What you need to do: A complete answer lists every line of the material where the string "text" occurs.

======== The input ========

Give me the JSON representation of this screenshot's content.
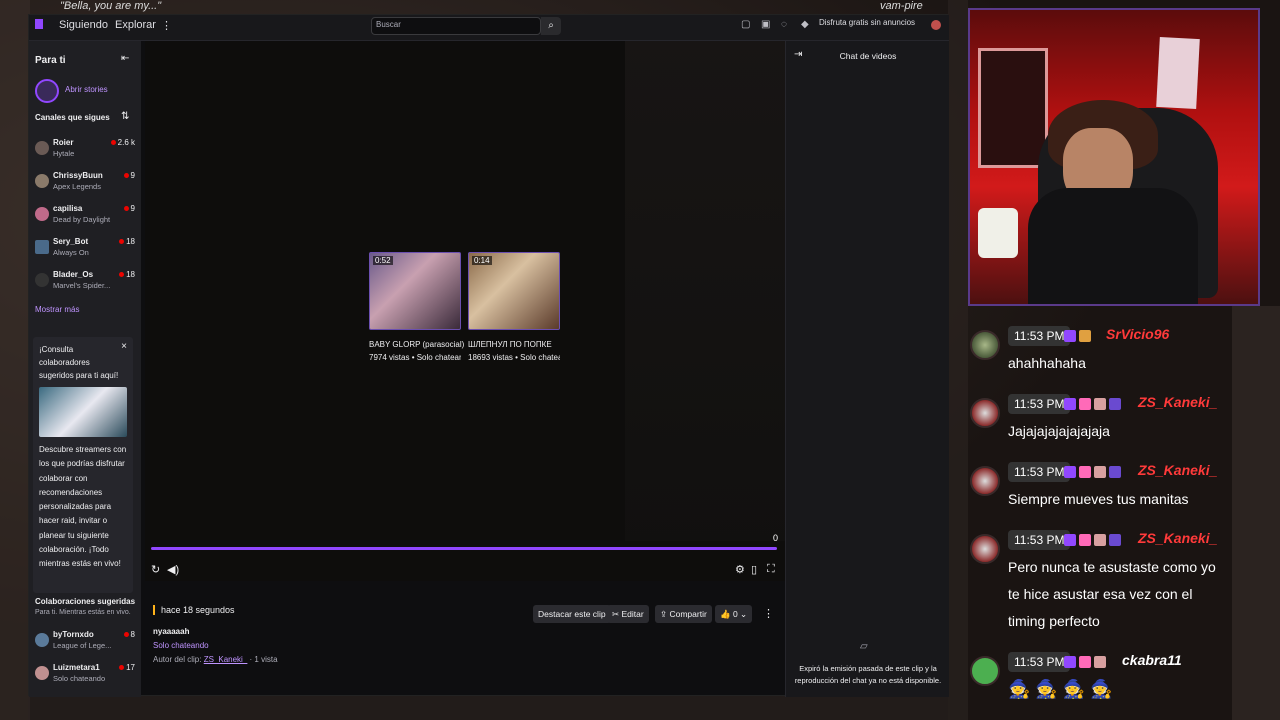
{
  "collage": {
    "quote_left": "\"Bella, you are my...\"",
    "quote_right": "vam-pire"
  },
  "topbar": {
    "following": "Siguiendo",
    "explore": "Explorar",
    "search_placeholder": "Buscar",
    "promo": "Disfruta gratis sin anuncios"
  },
  "sidebar": {
    "title": "Para ti",
    "stories": "Abrir stories",
    "followed_heading": "Canales que sigues",
    "channels": [
      {
        "name": "Roier",
        "game": "Hytale",
        "viewers": "2.6 k"
      },
      {
        "name": "ChrissyBuun",
        "game": "Apex Legends",
        "viewers": "9"
      },
      {
        "name": "capilisa",
        "game": "Dead by Daylight",
        "viewers": "9"
      },
      {
        "name": "Sery_Bot",
        "game": "Always On",
        "viewers": "18"
      },
      {
        "name": "Blader_Os",
        "game": "Marvel's Spider...",
        "viewers": "18"
      }
    ],
    "show_more": "Mostrar más",
    "promo": {
      "title": "¡Consulta colaboradores sugeridos para ti aquí!",
      "description": "Descubre streamers con los que podrías disfrutar colaborar con recomendaciones personalizadas para hacer raid, invitar o planear tu siguiente colaboración. ¡Todo mientras estás en vivo!"
    },
    "suggested_heading": "Colaboraciones sugeridas",
    "suggested_sub": "Para ti. Mientras estás en vivo.",
    "suggested": [
      {
        "name": "byTornxdo",
        "game": "League of Lege...",
        "viewers": "8"
      },
      {
        "name": "Luizmetara1",
        "game": "Solo chateando",
        "viewers": "17"
      }
    ]
  },
  "player": {
    "time": "0",
    "recommendations": [
      {
        "duration": "0:52",
        "title": "BABY GLORP (parasocial)",
        "meta": "7974 vistas • Solo chateando"
      },
      {
        "duration": "0:14",
        "title": "ШЛЕПНУЛ ПО ПОПКЕ",
        "meta": "18693 vistas • Solo chatean..."
      }
    ]
  },
  "clip": {
    "ago": "hace 18 segundos",
    "title": "nyaaaaah",
    "category": "Solo chateando",
    "author_label": "Autor del clip: ",
    "author": "ZS_Kaneki_",
    "views": " · 1 vista",
    "feature_label": "Destacar este clip",
    "edit_label": "Editar",
    "share_label": "Compartir",
    "likes": "0"
  },
  "chatpanel": {
    "title": "Chat de videos",
    "message": "Expiró la emisión pasada de este clip y la reproducción del chat ya no está disponible."
  },
  "overlay": {
    "messages": [
      {
        "time": "11:53 PM",
        "user": "SrVicio96",
        "text": "ahahhahaha"
      },
      {
        "time": "11:53 PM",
        "user": "ZS_Kaneki_",
        "text": "Jajajajajajajajaja"
      },
      {
        "time": "11:53 PM",
        "user": "ZS_Kaneki_",
        "text": "Siempre mueves tus manitas"
      },
      {
        "time": "11:53 PM",
        "user": "ZS_Kaneki_",
        "text": "Pero nunca te asustaste como yo te hice asustar esa vez con el timing perfecto"
      },
      {
        "time": "11:53 PM",
        "user": "ckabra11",
        "text": "🧙 🧙 🧙 🧙"
      }
    ]
  }
}
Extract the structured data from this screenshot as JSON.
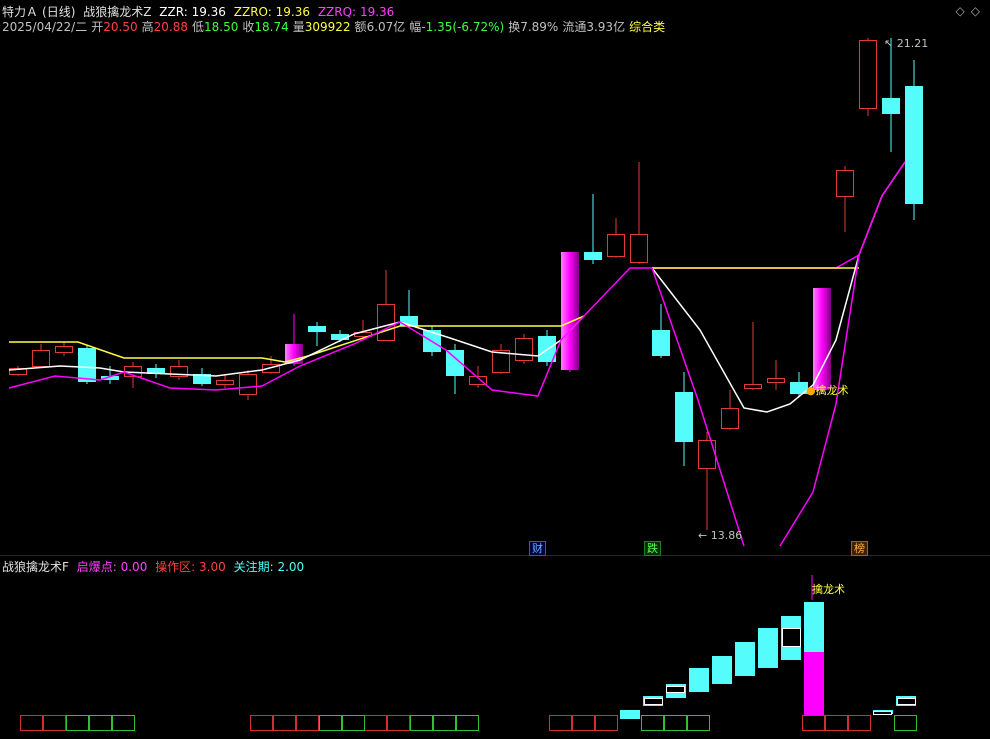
{
  "header": {
    "stock_name": "特力Ａ",
    "period": "(日线)",
    "indicator_name": "战狼擒龙术Z",
    "zzr_label": "ZZR:",
    "zzr_value": "19.36",
    "zzro_label": "ZZRO:",
    "zzro_value": "19.36",
    "zzrq_label": "ZZRQ:",
    "zzrq_value": "19.36"
  },
  "quote": {
    "date": "2025/04/22/二",
    "open_label": "开",
    "open": "20.50",
    "high_label": "高",
    "high": "20.88",
    "low_label": "低",
    "low": "18.50",
    "close_label": "收",
    "close": "18.74",
    "volume_label": "量",
    "volume": "309922",
    "amount_label": "额",
    "amount": "6.07亿",
    "change_label": "幅",
    "change": "-1.35(-6.72%)",
    "turnover_label": "换",
    "turnover": "7.89%",
    "float_label": "流通",
    "float": "3.93亿",
    "category": "综合类"
  },
  "sub_header": {
    "indicator_name": "战狼擒龙术F",
    "qibao_label": "启爆点:",
    "qibao_value": "0.00",
    "caozuo_label": "操作区:",
    "caozuo_value": "3.00",
    "guanzhu_label": "关注期:",
    "guanzhu_value": "2.00"
  },
  "annotations": {
    "high_price": "21.21",
    "low_price": "13.86",
    "signal_main": "擒龙术",
    "signal_sub": "擒龙术",
    "event_cai": "财",
    "event_die": "跌",
    "event_bang": "榜"
  },
  "icons": {
    "top_right_1": "diamond-icon",
    "top_right_2": "diamond-outline-icon"
  },
  "colors": {
    "up": "#e03a3a",
    "down": "#54fcfc",
    "magenta": "#ff00ff",
    "yellow": "#ffff40",
    "white": "#ffffff"
  }
}
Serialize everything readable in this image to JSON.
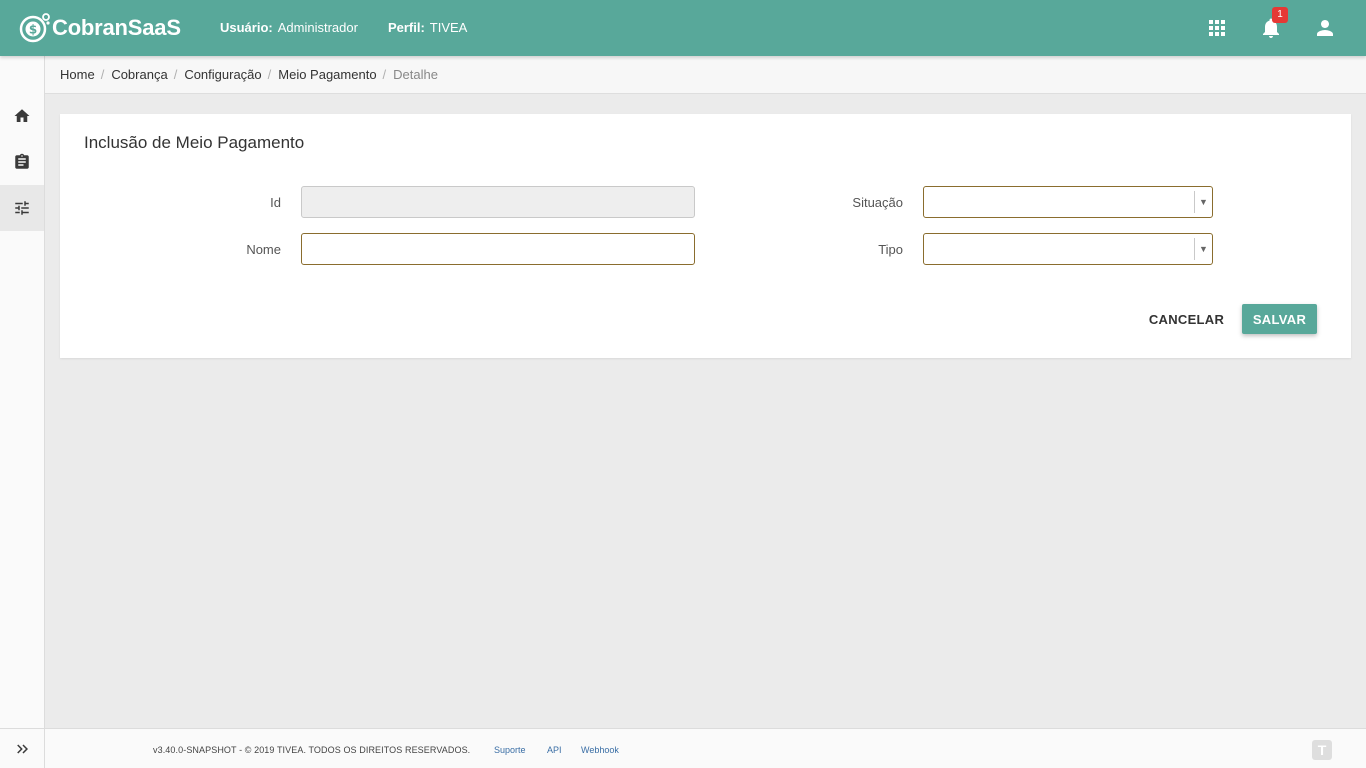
{
  "header": {
    "brand": "CobranSaaS",
    "user_label": "Usuário:",
    "user_value": "Administrador",
    "profile_label": "Perfil:",
    "profile_value": "TIVEA",
    "notification_count": "1",
    "icons": [
      "apps-grid-icon",
      "bell-icon",
      "user-icon"
    ]
  },
  "sidebar": {
    "items": [
      {
        "name": "home",
        "icon": "home-icon"
      },
      {
        "name": "cobranca",
        "icon": "clipboard-icon"
      },
      {
        "name": "configuracao",
        "icon": "settings-sliders-icon",
        "active": true
      }
    ],
    "expand_icon": "double-chevron-right-icon"
  },
  "breadcrumb": {
    "items": [
      "Home",
      "Cobrança",
      "Configuração",
      "Meio Pagamento"
    ],
    "current": "Detalhe"
  },
  "form": {
    "title": "Inclusão de Meio Pagamento",
    "fields": {
      "id": {
        "label": "Id",
        "value": ""
      },
      "nome": {
        "label": "Nome",
        "value": ""
      },
      "situacao": {
        "label": "Situação",
        "value": ""
      },
      "tipo": {
        "label": "Tipo",
        "value": ""
      }
    },
    "cancel_label": "CANCELAR",
    "save_label": "SALVAR"
  },
  "footer": {
    "copyright": "v3.40.0-SNAPSHOT - © 2019 TIVEA. TODOS OS DIREITOS RESERVADOS.",
    "links": [
      "Suporte",
      "API",
      "Webhook"
    ]
  },
  "colors": {
    "primary": "#58a89a",
    "input_border": "#8a6d2e",
    "badge": "#e53935",
    "link": "#3a6ea5"
  }
}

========

Exercise response:
        "text": "ahahhahaha"
        "text": "Jajajajajajajajaja"
        "text": "Siempre mueves tus manitas"
        "text": "Pero nunca te asustaste como yo te hice asustar esa vez con el timing perfecto"
        "text": "🧙 🧙 🧙 🧙"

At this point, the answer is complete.